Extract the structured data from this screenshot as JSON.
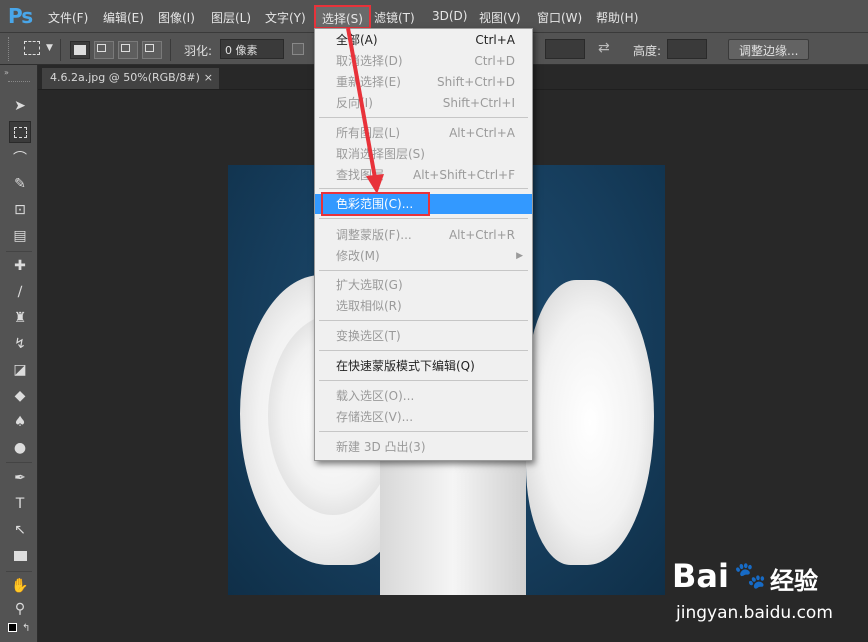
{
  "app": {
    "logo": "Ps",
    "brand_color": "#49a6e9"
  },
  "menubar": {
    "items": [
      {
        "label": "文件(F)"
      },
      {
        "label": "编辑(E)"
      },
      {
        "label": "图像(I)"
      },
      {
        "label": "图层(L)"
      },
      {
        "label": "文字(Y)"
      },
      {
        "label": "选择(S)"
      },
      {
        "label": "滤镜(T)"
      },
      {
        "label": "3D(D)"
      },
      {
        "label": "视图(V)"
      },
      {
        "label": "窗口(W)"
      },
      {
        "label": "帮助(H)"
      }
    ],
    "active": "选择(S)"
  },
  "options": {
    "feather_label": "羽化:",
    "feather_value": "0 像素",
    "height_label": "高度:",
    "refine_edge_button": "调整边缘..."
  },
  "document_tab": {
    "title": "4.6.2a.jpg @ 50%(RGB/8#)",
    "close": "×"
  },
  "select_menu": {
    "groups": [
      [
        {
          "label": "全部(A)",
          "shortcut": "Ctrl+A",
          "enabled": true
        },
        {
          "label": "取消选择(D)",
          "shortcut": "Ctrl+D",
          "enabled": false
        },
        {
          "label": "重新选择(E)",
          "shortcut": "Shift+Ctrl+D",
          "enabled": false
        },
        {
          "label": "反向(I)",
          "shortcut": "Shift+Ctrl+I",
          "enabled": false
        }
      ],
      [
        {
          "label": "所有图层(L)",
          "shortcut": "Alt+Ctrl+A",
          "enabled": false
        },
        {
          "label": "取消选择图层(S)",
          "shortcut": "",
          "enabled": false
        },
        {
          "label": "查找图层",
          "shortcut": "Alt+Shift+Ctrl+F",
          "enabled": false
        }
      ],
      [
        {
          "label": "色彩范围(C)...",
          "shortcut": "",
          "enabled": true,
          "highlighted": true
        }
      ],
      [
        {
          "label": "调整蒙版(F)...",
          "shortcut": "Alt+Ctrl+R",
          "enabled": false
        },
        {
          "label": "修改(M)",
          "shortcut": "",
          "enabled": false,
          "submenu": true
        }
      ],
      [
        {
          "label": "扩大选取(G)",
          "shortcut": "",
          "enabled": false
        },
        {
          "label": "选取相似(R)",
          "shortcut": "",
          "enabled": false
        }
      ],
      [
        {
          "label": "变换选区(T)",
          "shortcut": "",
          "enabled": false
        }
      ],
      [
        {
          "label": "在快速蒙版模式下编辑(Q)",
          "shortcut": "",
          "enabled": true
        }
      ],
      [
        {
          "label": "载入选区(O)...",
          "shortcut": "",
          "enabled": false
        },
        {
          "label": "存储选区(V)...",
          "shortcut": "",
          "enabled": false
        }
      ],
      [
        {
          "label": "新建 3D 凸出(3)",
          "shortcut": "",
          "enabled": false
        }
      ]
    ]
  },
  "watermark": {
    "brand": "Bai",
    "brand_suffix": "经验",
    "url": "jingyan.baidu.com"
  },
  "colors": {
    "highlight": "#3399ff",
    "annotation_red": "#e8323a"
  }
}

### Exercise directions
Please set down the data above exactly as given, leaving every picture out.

### Solution to this task
Extract the structured data from this screenshot as JSON.
{
  "app": {
    "logo": "Ps",
    "brand_color": "#49a6e9"
  },
  "menubar": {
    "items": [
      {
        "label": "文件(F)"
      },
      {
        "label": "编辑(E)"
      },
      {
        "label": "图像(I)"
      },
      {
        "label": "图层(L)"
      },
      {
        "label": "文字(Y)"
      },
      {
        "label": "选择(S)"
      },
      {
        "label": "滤镜(T)"
      },
      {
        "label": "3D(D)"
      },
      {
        "label": "视图(V)"
      },
      {
        "label": "窗口(W)"
      },
      {
        "label": "帮助(H)"
      }
    ],
    "active": "选择(S)"
  },
  "options": {
    "feather_label": "羽化:",
    "feather_value": "0 像素",
    "height_label": "高度:",
    "refine_edge_button": "调整边缘..."
  },
  "document_tab": {
    "title": "4.6.2a.jpg @ 50%(RGB/8#)",
    "close": "×"
  },
  "select_menu": {
    "groups": [
      [
        {
          "label": "全部(A)",
          "shortcut": "Ctrl+A",
          "enabled": true
        },
        {
          "label": "取消选择(D)",
          "shortcut": "Ctrl+D",
          "enabled": false
        },
        {
          "label": "重新选择(E)",
          "shortcut": "Shift+Ctrl+D",
          "enabled": false
        },
        {
          "label": "反向(I)",
          "shortcut": "Shift+Ctrl+I",
          "enabled": false
        }
      ],
      [
        {
          "label": "所有图层(L)",
          "shortcut": "Alt+Ctrl+A",
          "enabled": false
        },
        {
          "label": "取消选择图层(S)",
          "shortcut": "",
          "enabled": false
        },
        {
          "label": "查找图层",
          "shortcut": "Alt+Shift+Ctrl+F",
          "enabled": false
        }
      ],
      [
        {
          "label": "色彩范围(C)...",
          "shortcut": "",
          "enabled": true,
          "highlighted": true
        }
      ],
      [
        {
          "label": "调整蒙版(F)...",
          "shortcut": "Alt+Ctrl+R",
          "enabled": false
        },
        {
          "label": "修改(M)",
          "shortcut": "",
          "enabled": false,
          "submenu": true
        }
      ],
      [
        {
          "label": "扩大选取(G)",
          "shortcut": "",
          "enabled": false
        },
        {
          "label": "选取相似(R)",
          "shortcut": "",
          "enabled": false
        }
      ],
      [
        {
          "label": "变换选区(T)",
          "shortcut": "",
          "enabled": false
        }
      ],
      [
        {
          "label": "在快速蒙版模式下编辑(Q)",
          "shortcut": "",
          "enabled": true
        }
      ],
      [
        {
          "label": "载入选区(O)...",
          "shortcut": "",
          "enabled": false
        },
        {
          "label": "存储选区(V)...",
          "shortcut": "",
          "enabled": false
        }
      ],
      [
        {
          "label": "新建 3D 凸出(3)",
          "shortcut": "",
          "enabled": false
        }
      ]
    ]
  },
  "watermark": {
    "brand": "Bai",
    "brand_suffix": "经验",
    "url": "jingyan.baidu.com"
  },
  "colors": {
    "highlight": "#3399ff",
    "annotation_red": "#e8323a"
  }
}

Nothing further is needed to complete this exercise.